Sarah Beth Costello
April 13, 2009
Biscuitville is a beloved and popular restaurant chain in certain parts of North Carolina and Virginia. The Deep South is well known for southern dishes like barbecue, baked beans, hush puppies and coleslaw, but when it comes to good breakfast, not much can compete with Biscuitville, a restaurant that serves fresh breakfast foods every morning until late afternoon.
THE BEGINNING OF A LEGACY
The origins of Biscuitville can be traced back to 1966 when flour broker, Maurice Jennings, opened two bread stores in Burlington, N.C. Due to the high demand for pizzas, Jennings decided to use his ovens to appease local pizza lovers.
“We started out with pizza restaurants, and when we got into the restaurant business it was called ‘Pizza-To-Go,’” said Burney Jennings, son of Maurice and president of Biscuitville Inc.
“About 35 years ago we started selling biscuits in the morning, and over the years it became very popular and we decided to try a biscuit restaurant only,” said Jennings. “Of course we named it Biscuitville and that opened up in Danville, Virginia.
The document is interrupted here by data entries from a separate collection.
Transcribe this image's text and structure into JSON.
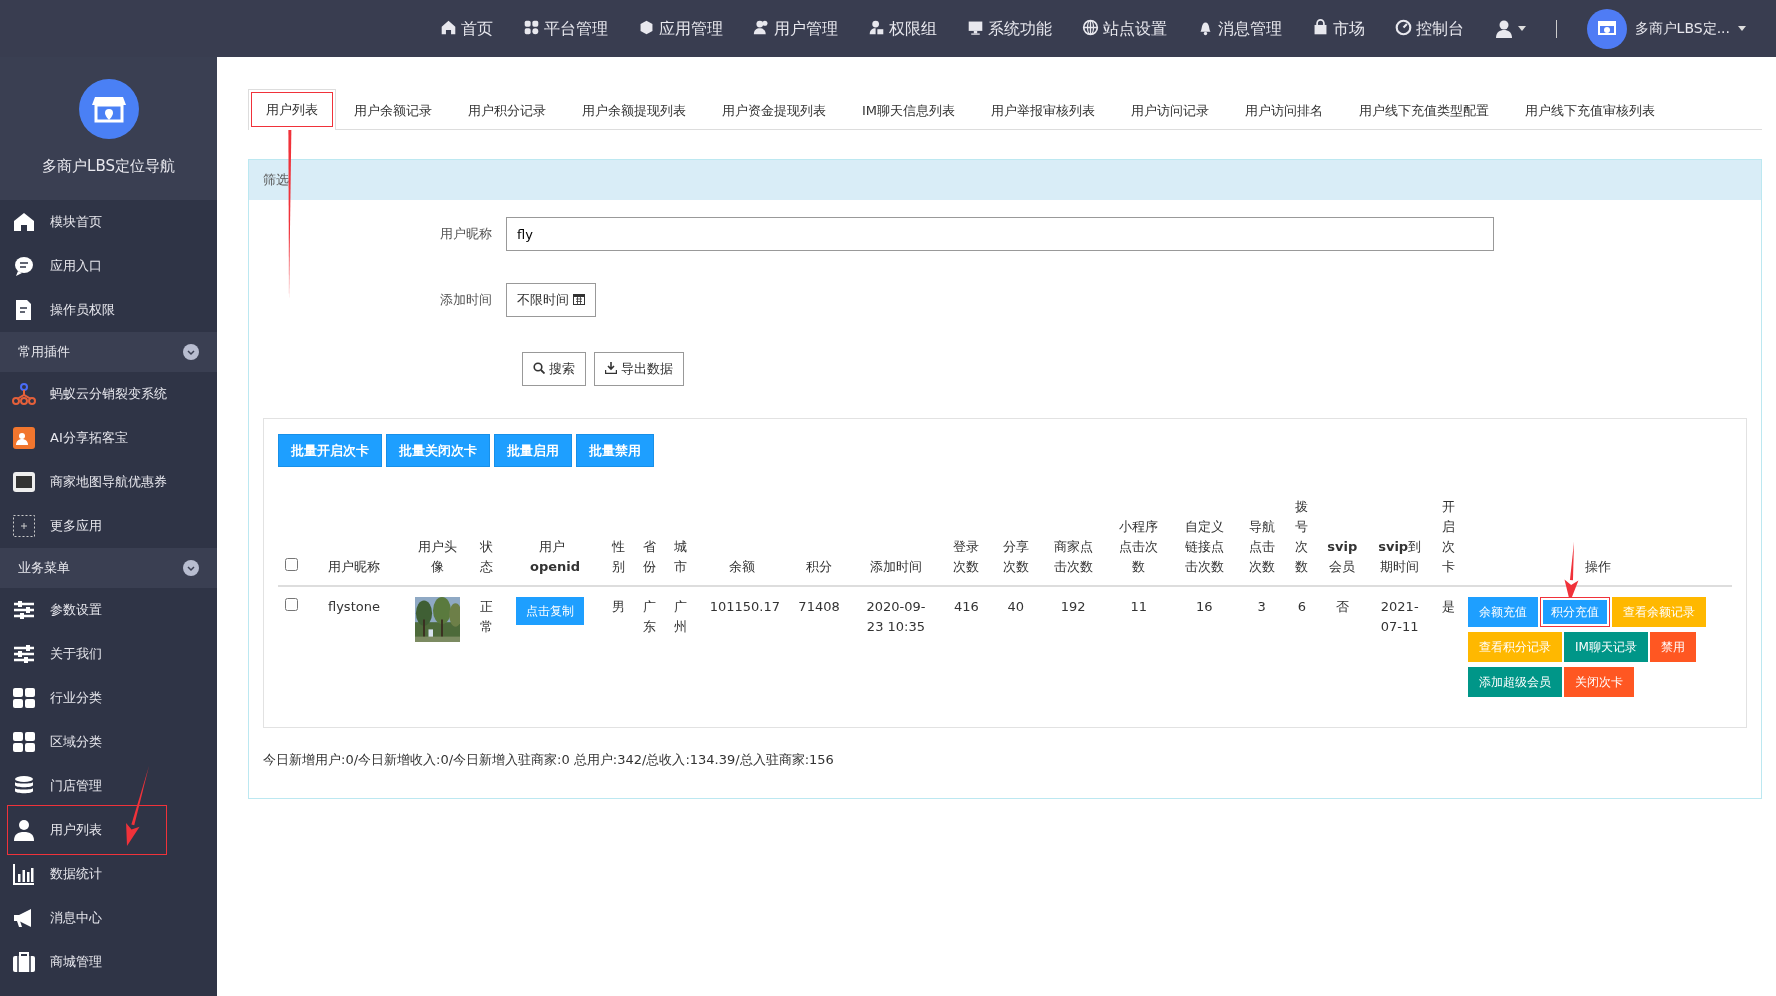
{
  "topnav": {
    "items": [
      {
        "label": "首页"
      },
      {
        "label": "平台管理"
      },
      {
        "label": "应用管理"
      },
      {
        "label": "用户管理"
      },
      {
        "label": "权限组"
      },
      {
        "label": "系统功能"
      },
      {
        "label": "站点设置"
      },
      {
        "label": "消息管理"
      },
      {
        "label": "市场"
      },
      {
        "label": "控制台"
      }
    ],
    "site_name": "多商户LBS定..."
  },
  "sidebar": {
    "brand": "多商户LBS定位导航",
    "items": [
      {
        "label": "模块首页",
        "highlighted": false
      },
      {
        "label": "应用入口",
        "highlighted": false
      },
      {
        "label": "操作员权限",
        "highlighted": false
      }
    ],
    "sections": [
      {
        "title": "常用插件",
        "items": [
          {
            "label": "蚂蚁云分销裂变系统",
            "highlighted": false
          },
          {
            "label": "AI分享拓客宝",
            "highlighted": false
          },
          {
            "label": "商家地图导航优惠券",
            "highlighted": false
          },
          {
            "label": "更多应用",
            "highlighted": false
          }
        ]
      },
      {
        "title": "业务菜单",
        "items": [
          {
            "label": "参数设置",
            "highlighted": false
          },
          {
            "label": "关于我们",
            "highlighted": false
          },
          {
            "label": "行业分类",
            "highlighted": false
          },
          {
            "label": "区域分类",
            "highlighted": false
          },
          {
            "label": "门店管理",
            "highlighted": false
          },
          {
            "label": "用户列表",
            "highlighted": true
          },
          {
            "label": "数据统计",
            "highlighted": false
          },
          {
            "label": "消息中心",
            "highlighted": false
          },
          {
            "label": "商城管理",
            "highlighted": false
          }
        ]
      }
    ]
  },
  "tabs": [
    {
      "label": "用户列表",
      "selected": true,
      "highlighted": true
    },
    {
      "label": "用户余额记录",
      "selected": false,
      "highlighted": false
    },
    {
      "label": "用户积分记录",
      "selected": false,
      "highlighted": false
    },
    {
      "label": "用户余额提现列表",
      "selected": false,
      "highlighted": false
    },
    {
      "label": "用户资金提现列表",
      "selected": false,
      "highlighted": false
    },
    {
      "label": "IM聊天信息列表",
      "selected": false,
      "highlighted": false
    },
    {
      "label": "用户举报审核列表",
      "selected": false,
      "highlighted": false
    },
    {
      "label": "用户访问记录",
      "selected": false,
      "highlighted": false
    },
    {
      "label": "用户访问排名",
      "selected": false,
      "highlighted": false
    },
    {
      "label": "用户线下充值类型配置",
      "selected": false,
      "highlighted": false
    },
    {
      "label": "用户线下充值审核列表",
      "selected": false,
      "highlighted": false
    }
  ],
  "filter": {
    "title": "筛选",
    "nickname": {
      "label": "用户昵称",
      "value": "fly"
    },
    "add_time": {
      "label": "添加时间",
      "button": "不限时间"
    },
    "search_button": "搜索",
    "export_button": "导出数据"
  },
  "batch_buttons": [
    "批量开启次卡",
    "批量关闭次卡",
    "批量启用",
    "批量禁用"
  ],
  "table": {
    "header_checked": false,
    "columns": [
      "用户昵称",
      "用户头像",
      "状态",
      "用户**openid**",
      "性别",
      "省份",
      "城市",
      "余额",
      "积分",
      "添加时间",
      "登录次数",
      "分享次数",
      "商家点击次数",
      "小程序点击次数",
      "自定义链接点击次数",
      "导航点击次数",
      "拨号次数",
      "**svip**会员",
      "**svip**到期时间",
      "开启次卡",
      "操作"
    ],
    "rows": [
      {
        "checked": false,
        "cells": [
          {
            "kind": "text",
            "text": "flystone"
          },
          {
            "kind": "picture"
          },
          {
            "kind": "text",
            "text": "正常"
          },
          {
            "kind": "button",
            "text": "点击复制"
          },
          {
            "kind": "text",
            "text": "男"
          },
          {
            "kind": "text",
            "text": "广东"
          },
          {
            "kind": "text",
            "text": "广州"
          },
          {
            "kind": "text",
            "text": "101150.17"
          },
          {
            "kind": "text",
            "text": "71408"
          },
          {
            "kind": "text",
            "text": "2020-09-23 10:35"
          },
          {
            "kind": "text",
            "text": "416"
          },
          {
            "kind": "text",
            "text": "40"
          },
          {
            "kind": "text",
            "text": "192"
          },
          {
            "kind": "text",
            "text": "11"
          },
          {
            "kind": "text",
            "text": "16"
          },
          {
            "kind": "text",
            "text": "3"
          },
          {
            "kind": "text",
            "text": "6"
          },
          {
            "kind": "text",
            "text": "否"
          },
          {
            "kind": "text",
            "text": "2021-07-11"
          },
          {
            "kind": "text",
            "text": "是"
          }
        ],
        "actions": [
          {
            "label": "余额充值",
            "color": "#1e9fff",
            "highlighted": false
          },
          {
            "label": "积分充值",
            "color": "#1e9fff",
            "highlighted": true
          },
          {
            "label": "查看余额记录",
            "color": "#ffb800",
            "highlighted": false
          },
          {
            "label": "查看积分记录",
            "color": "#ffb800",
            "highlighted": false
          },
          {
            "label": "IM聊天记录",
            "color": "#009688",
            "highlighted": false
          },
          {
            "label": "禁用",
            "color": "#ff5722",
            "highlighted": false
          },
          {
            "label": "添加超级会员",
            "color": "#009688",
            "highlighted": false
          },
          {
            "label": "关闭次卡",
            "color": "#ff5722",
            "highlighted": false
          }
        ]
      }
    ]
  },
  "footer": "今日新增用户:0/今日新增收入:0/今日新增入驻商家:0 总用户:342/总收入:134.39/总入驻商家:156"
}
As we added restaurants, we didn’t add on the Pizzaville side. To make a long story short, we ended up taking the pizza out of the other restaurants and changing the names from Pizzaville to Biscuitville.”
GETTING INVOLVED IN THE FAMILY BUSINESS
Burney Jennings is continuing the legacy of Biscuitville that began with his father. Jennings is not only the president of the company, but also has a long and important relationship with Elon. He currently serves on the Board of Trustees and graduated from Elon in 1987 with a degree in business finance and a minor in accounting.
Jennings did not originally plan to attend Elon, but after an average semester at UNCW, he decided to return to his hometown and take a year off from school.
“I worked for a year in Burlington. With my family’s history of being involved with Elon – that’s what drew me to that school.” Jennings graduated four years later, but never planned to continue working with Biscuitville after college.
“I worked with the company just to gain experience but never had the intention to come and work with the company,” said Jennings.
After college, however, Jennings helped his father with real estate deals and located sites for other Biscuitville restaurants.
This early work later led to a career with the company. “I really just worked my way up the company doing different jobs. It’s something that evolved over a 15 year period.,” said Jennings.
Jennings never pursued a masters, but continues to involve himself in business education. At least once a year, Jennings travels to seminars and classes. Jennings married a fellow student he met in third grade at Hill Crest Elementary and has four children.
The Jennings family have a long history at Elon. Jennings’ father decided to pursue a college education after leaving the air force, and knew of Elon because he father was on the Board of Trustees. The Elon legacy continued. Maurice is now a Trustee Emeritus and Burney has served on the board since 2000.
“[Jennings] is very passionate about Biscuitville. He is very connected with Biscuitville,” said Kellie Hicks, director of marketing who has been working with Biscuitville for 16 years. “I think that’s one thing that I, and a lot of folks enjoy about family businesses – we see him every day, he’s in meetings with us and we have a direct line to talk to him. He is very engaged with the activities of the organization.”
Hicks began working with the company at age 23 and admires the passion and care exhibited in Jennings’ attitude and leadership. “There are a lot of presidents or CEOs of organizations that you might see once in a while,” said Hicks, “but they’re not as connected – not Burney. He is a man of definite set of values that he adheres to and does not compromise.”
Robin King is the executive assistant to the president and has worked with Jennings for the past five years. “I can’t say enough good about him. We get along fabulously – he’s a lot of fun. It’s fun to come to work,” said King.
There is one piece of advice that has stuck with Jennings for many years and is relevant to him as a business owner and breakfast food provider: “Don’t put all your eggs in one basket.”
“It can be business advice, it can be personal advice. But it just makes a lot of sense to make sure you diversify, that you don’t break your business and rely just on one customer. For Biscuitville it means we don’t just rely on one restaurant,” said Jennings.
Burney Jennings Shares Some of the Best Advice He Has Ever Received: